When Barbara realizes time is running out, she writes letters to her four daughters, aware that they’ll be facing the trials and triumphs of life without her at their side. But how can she leave them when they still have so much growing up to do?
Take Lisa, in her midthirties but incapable of making a commitment; or Jennifer, trapped in a stale marriage and buttoned up so tight she could burst. Twentysomething Amanda, the traveler, has always distanced herself from the rest of the family; and then there’s Hannah, a teenage girl on the verge of womanhood about to be parted from the mother she adores.
But by drawing on the wisdom in Barbara’s letters, the girls might just find a way to cope with their loss. And in coming to terms with their bereavement, can they also set themselves free to enjoy their lives with all the passion and love each deserves?
This heartfelt novel by bestselling author Elizabeth Noble celebrates family, friends . . . and the glorious, endless possibilities of life. -via Goodreads
You guessed it. Just like The Cradle, I found this book at a book fair and purchased it for less than a dollar. I finished it within two days and I highly enjoyed it. Many aspects of this book are relate-able. Whether it is Cancer or another illness, we all know what it is like to witness a family member fighting for their health and well-being. We also, have all lost someone close to us, no matter what the circumstances were behind it.
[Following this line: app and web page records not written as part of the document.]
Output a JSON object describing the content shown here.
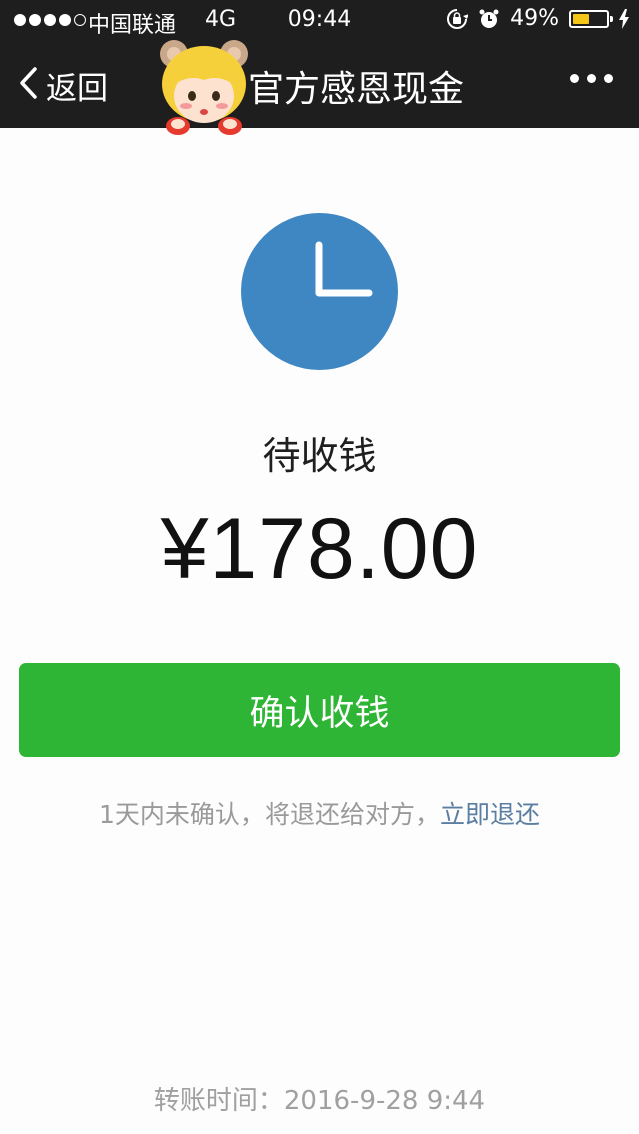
{
  "status_bar": {
    "carrier": "中国联通",
    "network": "4G",
    "time": "09:44",
    "battery_percent_label": "49%",
    "battery_level": 0.49,
    "icons": [
      "signal-dots-icon",
      "rotation-lock-icon",
      "alarm-icon",
      "battery-icon",
      "charging-icon"
    ]
  },
  "nav": {
    "back_label": "返回",
    "title": "官方感恩现金",
    "more_icon": "more-dots-icon",
    "sticker_icon": "cartoon-girl-sticker"
  },
  "main": {
    "status_icon": "clock-icon",
    "status_text": "待收钱",
    "amount": "¥178.00",
    "confirm_label": "确认收钱",
    "notice_text": "1天内未确认，将退还给对方，",
    "refund_link": "立即退还",
    "transfer_time": "转账时间：2016-9-28 9:44"
  },
  "colors": {
    "bar_background": "#1e1e1e",
    "clock_blue": "#3f87c3",
    "confirm_green": "#2fb535",
    "link_blue": "#5b7ea3",
    "battery_yellow": "#f5c518"
  }
}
This novel made me cry several times and I think it will touch everyone who reads it, in one way or another. The story consists of four Sisters, all with their own personalities and life events and I could relate to all of them for different reasons. Whether it was what they were going through with their significant others, or them dealing with the loss of their Mother in their own individual ways… you almost wish you could call them to talk or give them a hug. I think that is the sign of a good book- when you feel like the characters could be real and at times, wish that they were.
Even the male characters in the book brought many highlights to the story. Mark, their Step-Father for example, was one of my favorite characters. Maybe it’s because I can relate to what comes with being a Step-Parent (not as much as he can, since I am quite new to this whole thing) but there are a few moments when he described perfectly how I have been feeling and it was nice to know that someone else feels this way. Even characters in books have to get it from somewhere, right?
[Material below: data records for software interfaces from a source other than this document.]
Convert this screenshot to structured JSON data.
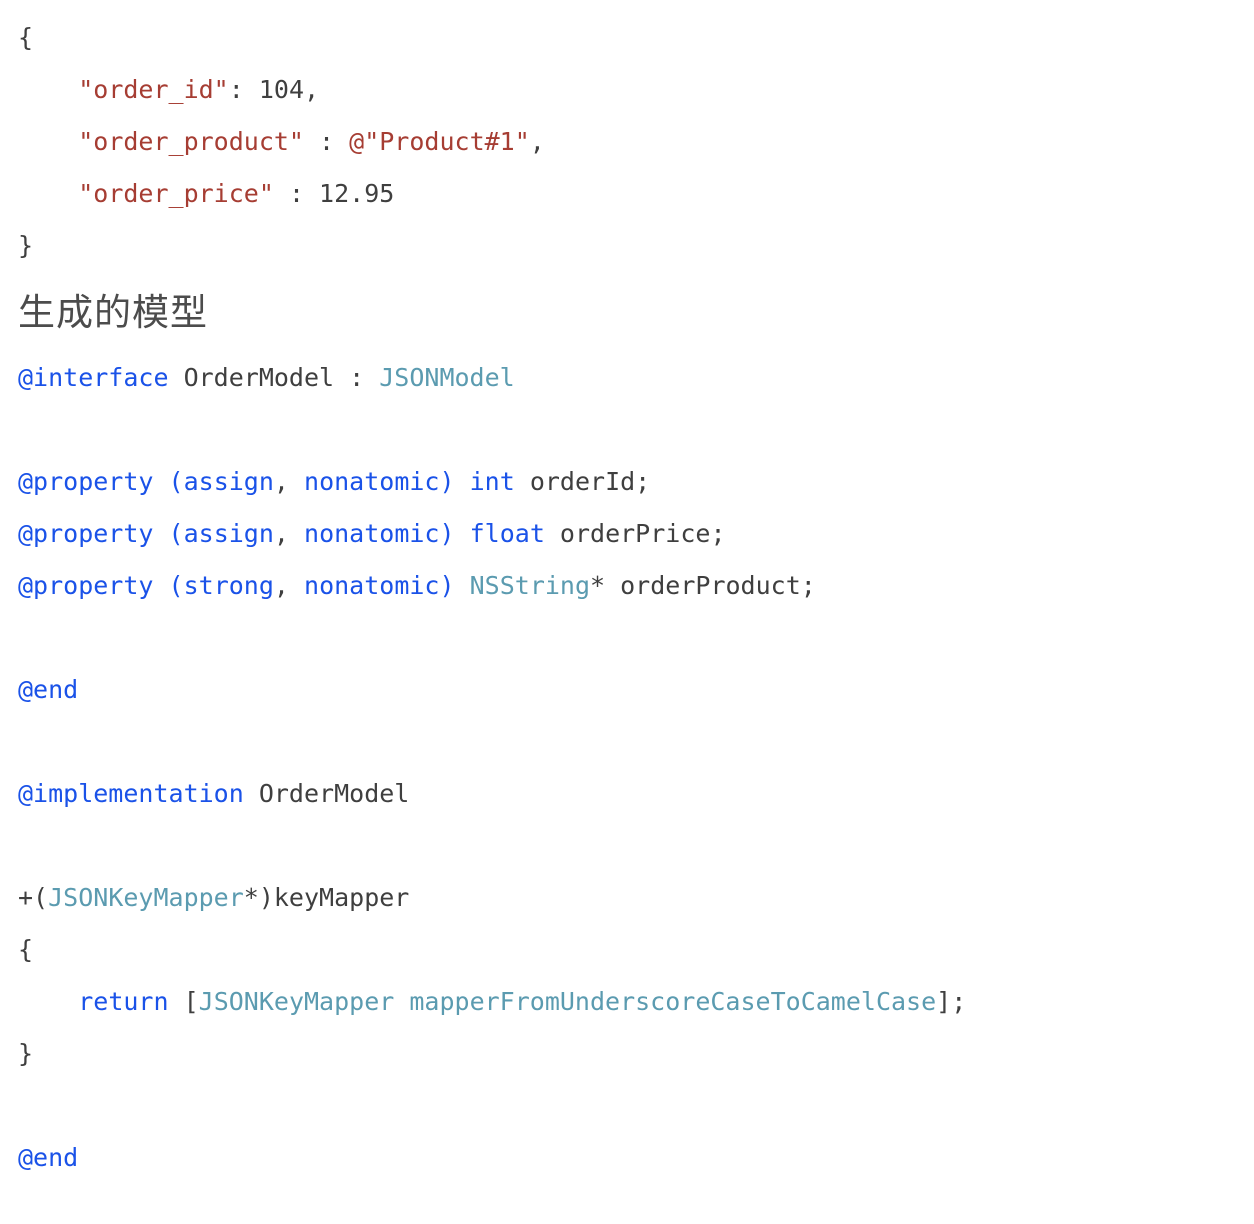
{
  "document": {
    "heading": "生成的模型",
    "background_color": "#ffffff",
    "colors": {
      "text": "#3f3f3f",
      "string": "#a63d33",
      "keyword": "#1a52e8",
      "type": "#5b9bb0",
      "heading": "#4c4c4c"
    }
  },
  "json_sample": {
    "lines": [
      {
        "indent": 0,
        "tokens": [
          {
            "text": "{",
            "kind": "punct"
          }
        ]
      },
      {
        "indent": 1,
        "tokens": [
          {
            "text": "\"order_id\"",
            "kind": "string"
          },
          {
            "text": ": ",
            "kind": "punct"
          },
          {
            "text": "104",
            "kind": "number"
          },
          {
            "text": ",",
            "kind": "punct"
          }
        ]
      },
      {
        "indent": 1,
        "tokens": [
          {
            "text": "\"order_product\"",
            "kind": "string"
          },
          {
            "text": " : ",
            "kind": "punct"
          },
          {
            "text": "@\"Product#1\"",
            "kind": "string"
          },
          {
            "text": ",",
            "kind": "punct"
          }
        ]
      },
      {
        "indent": 1,
        "tokens": [
          {
            "text": "\"order_price\"",
            "kind": "string"
          },
          {
            "text": " : ",
            "kind": "punct"
          },
          {
            "text": "12.95",
            "kind": "number"
          }
        ]
      },
      {
        "indent": 0,
        "tokens": [
          {
            "text": "}",
            "kind": "punct"
          }
        ]
      }
    ],
    "raw": "{\n    \"order_id\": 104,\n    \"order_product\" : @\"Product#1\",\n    \"order_price\" : 12.95\n}"
  },
  "objc_sample": {
    "lines": [
      {
        "indent": 0,
        "tokens": [
          {
            "text": "@interface",
            "kind": "keyword"
          },
          {
            "text": " OrderModel : ",
            "kind": "plain"
          },
          {
            "text": "JSONModel",
            "kind": "type"
          }
        ]
      },
      {
        "indent": 0,
        "tokens": []
      },
      {
        "indent": 0,
        "tokens": [
          {
            "text": "@property",
            "kind": "keyword"
          },
          {
            "text": " ",
            "kind": "plain"
          },
          {
            "text": "(",
            "kind": "keyword"
          },
          {
            "text": "assign",
            "kind": "keyword"
          },
          {
            "text": ", ",
            "kind": "punct"
          },
          {
            "text": "nonatomic",
            "kind": "keyword"
          },
          {
            "text": ")",
            "kind": "keyword"
          },
          {
            "text": " ",
            "kind": "plain"
          },
          {
            "text": "int",
            "kind": "keyword"
          },
          {
            "text": " orderId;",
            "kind": "plain"
          }
        ]
      },
      {
        "indent": 0,
        "tokens": [
          {
            "text": "@property",
            "kind": "keyword"
          },
          {
            "text": " ",
            "kind": "plain"
          },
          {
            "text": "(",
            "kind": "keyword"
          },
          {
            "text": "assign",
            "kind": "keyword"
          },
          {
            "text": ", ",
            "kind": "punct"
          },
          {
            "text": "nonatomic",
            "kind": "keyword"
          },
          {
            "text": ")",
            "kind": "keyword"
          },
          {
            "text": " ",
            "kind": "plain"
          },
          {
            "text": "float",
            "kind": "keyword"
          },
          {
            "text": " orderPrice;",
            "kind": "plain"
          }
        ]
      },
      {
        "indent": 0,
        "tokens": [
          {
            "text": "@property",
            "kind": "keyword"
          },
          {
            "text": " ",
            "kind": "plain"
          },
          {
            "text": "(",
            "kind": "keyword"
          },
          {
            "text": "strong",
            "kind": "keyword"
          },
          {
            "text": ", ",
            "kind": "punct"
          },
          {
            "text": "nonatomic",
            "kind": "keyword"
          },
          {
            "text": ")",
            "kind": "keyword"
          },
          {
            "text": " ",
            "kind": "plain"
          },
          {
            "text": "NSString",
            "kind": "type"
          },
          {
            "text": "* orderProduct;",
            "kind": "plain"
          }
        ]
      },
      {
        "indent": 0,
        "tokens": []
      },
      {
        "indent": 0,
        "tokens": [
          {
            "text": "@end",
            "kind": "keyword"
          }
        ]
      },
      {
        "indent": 0,
        "tokens": []
      },
      {
        "indent": 0,
        "tokens": [
          {
            "text": "@implementation",
            "kind": "keyword"
          },
          {
            "text": " OrderModel",
            "kind": "plain"
          }
        ]
      },
      {
        "indent": 0,
        "tokens": []
      },
      {
        "indent": 0,
        "tokens": [
          {
            "text": "+(",
            "kind": "plain"
          },
          {
            "text": "JSONKeyMapper",
            "kind": "type"
          },
          {
            "text": "*)keyMapper",
            "kind": "plain"
          }
        ]
      },
      {
        "indent": 0,
        "tokens": [
          {
            "text": "{",
            "kind": "plain"
          }
        ]
      },
      {
        "indent": 1,
        "tokens": [
          {
            "text": "return",
            "kind": "keyword"
          },
          {
            "text": " [",
            "kind": "plain"
          },
          {
            "text": "JSONKeyMapper mapperFromUnderscoreCaseToCamelCase",
            "kind": "type"
          },
          {
            "text": "];",
            "kind": "plain"
          }
        ]
      },
      {
        "indent": 0,
        "tokens": [
          {
            "text": "}",
            "kind": "plain"
          }
        ]
      },
      {
        "indent": 0,
        "tokens": []
      },
      {
        "indent": 0,
        "tokens": [
          {
            "text": "@end",
            "kind": "keyword"
          }
        ]
      }
    ],
    "raw": "@interface OrderModel : JSONModel\n\n@property (assign, nonatomic) int orderId;\n@property (assign, nonatomic) float orderPrice;\n@property (strong, nonatomic) NSString* orderProduct;\n\n@end\n\n@implementation OrderModel\n\n+(JSONKeyMapper*)keyMapper\n{\n    return [JSONKeyMapper mapperFromUnderscoreCaseToCamelCase];\n}\n\n@end"
  }
}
Overall, I cried several times during this book and I don’t think a book has received that sort of reaction from me since I read The Lighthouse Keeper by James Michael Pratt over ten years ago. I will be copying a few paragraphs from this book into my journal to keep, because I loved the wording of them so much, but then I will pass the book along to hopefully have it touch someone else like it has touched me. Things I Want My Daughters To Know is a book I definitely recommend any woman to read. Get prepared to want to call your Mom, just to hear her voice, if you can. Either way, get a box of Kleenex ready.